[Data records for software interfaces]
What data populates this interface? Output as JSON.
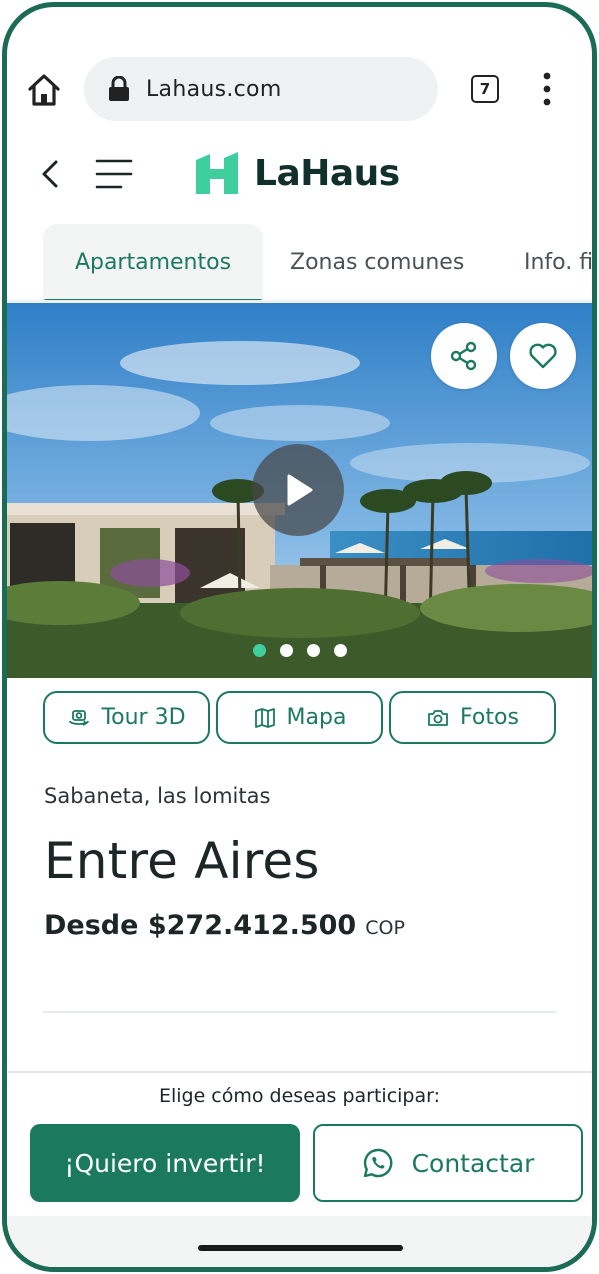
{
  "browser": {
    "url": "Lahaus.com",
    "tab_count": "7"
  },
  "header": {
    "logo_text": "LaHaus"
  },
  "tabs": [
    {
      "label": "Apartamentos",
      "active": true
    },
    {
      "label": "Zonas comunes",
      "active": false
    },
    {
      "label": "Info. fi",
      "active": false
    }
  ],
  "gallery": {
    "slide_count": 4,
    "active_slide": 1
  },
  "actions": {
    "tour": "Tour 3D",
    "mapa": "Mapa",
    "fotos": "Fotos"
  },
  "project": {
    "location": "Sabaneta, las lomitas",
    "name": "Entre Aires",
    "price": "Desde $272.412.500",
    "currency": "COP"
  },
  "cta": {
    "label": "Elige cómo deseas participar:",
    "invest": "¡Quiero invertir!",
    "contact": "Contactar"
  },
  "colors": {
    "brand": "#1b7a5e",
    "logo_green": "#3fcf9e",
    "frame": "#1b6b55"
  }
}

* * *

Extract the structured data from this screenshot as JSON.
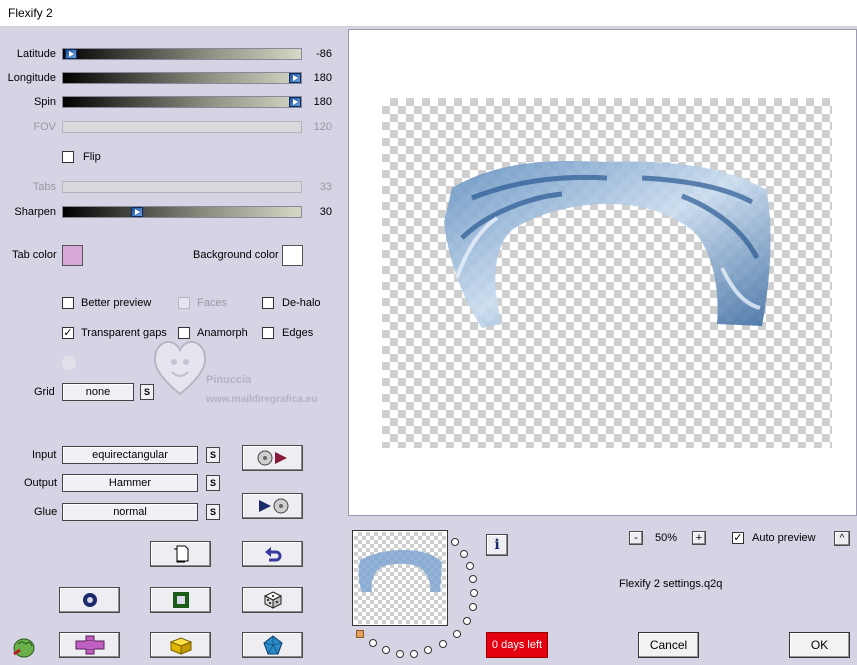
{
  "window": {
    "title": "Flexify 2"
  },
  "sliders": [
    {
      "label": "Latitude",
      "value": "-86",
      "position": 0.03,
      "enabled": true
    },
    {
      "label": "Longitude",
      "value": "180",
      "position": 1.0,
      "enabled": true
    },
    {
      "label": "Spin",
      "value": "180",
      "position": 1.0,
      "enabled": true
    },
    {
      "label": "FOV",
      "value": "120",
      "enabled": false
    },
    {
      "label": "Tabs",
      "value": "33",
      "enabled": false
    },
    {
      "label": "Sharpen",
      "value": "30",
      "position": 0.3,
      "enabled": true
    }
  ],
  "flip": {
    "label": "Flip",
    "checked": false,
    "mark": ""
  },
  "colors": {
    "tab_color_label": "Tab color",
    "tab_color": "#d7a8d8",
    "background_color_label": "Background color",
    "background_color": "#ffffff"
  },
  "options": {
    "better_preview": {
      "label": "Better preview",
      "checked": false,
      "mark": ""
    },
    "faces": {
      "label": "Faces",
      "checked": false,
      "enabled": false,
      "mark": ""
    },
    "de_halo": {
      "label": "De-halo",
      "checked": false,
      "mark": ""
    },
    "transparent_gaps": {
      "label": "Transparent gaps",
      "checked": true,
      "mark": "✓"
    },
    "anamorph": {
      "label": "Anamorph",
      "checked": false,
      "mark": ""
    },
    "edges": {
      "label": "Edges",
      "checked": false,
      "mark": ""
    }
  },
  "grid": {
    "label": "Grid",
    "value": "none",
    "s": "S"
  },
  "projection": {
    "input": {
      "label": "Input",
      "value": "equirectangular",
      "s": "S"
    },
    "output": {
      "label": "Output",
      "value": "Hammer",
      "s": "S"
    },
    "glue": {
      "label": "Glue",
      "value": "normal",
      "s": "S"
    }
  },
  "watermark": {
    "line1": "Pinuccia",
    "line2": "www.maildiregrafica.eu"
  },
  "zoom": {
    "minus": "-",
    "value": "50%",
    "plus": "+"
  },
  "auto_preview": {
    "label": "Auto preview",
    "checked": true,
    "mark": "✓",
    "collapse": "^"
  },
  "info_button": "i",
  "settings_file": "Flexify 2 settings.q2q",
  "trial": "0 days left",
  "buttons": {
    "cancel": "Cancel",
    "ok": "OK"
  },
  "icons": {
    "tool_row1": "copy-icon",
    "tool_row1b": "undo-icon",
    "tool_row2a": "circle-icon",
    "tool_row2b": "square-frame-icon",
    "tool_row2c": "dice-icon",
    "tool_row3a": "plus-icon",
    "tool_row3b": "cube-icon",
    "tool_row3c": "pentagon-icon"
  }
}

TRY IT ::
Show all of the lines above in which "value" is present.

TASK OUTPUT ::
      "value": "-86",
      "value": "180",
      "value": "180",
      "value": "120",
      "value": "33",
      "value": "30",
    "value": "none",
      "value": "equirectangular",
      "value": "Hammer",
      "value": "normal",
    "value": "50%",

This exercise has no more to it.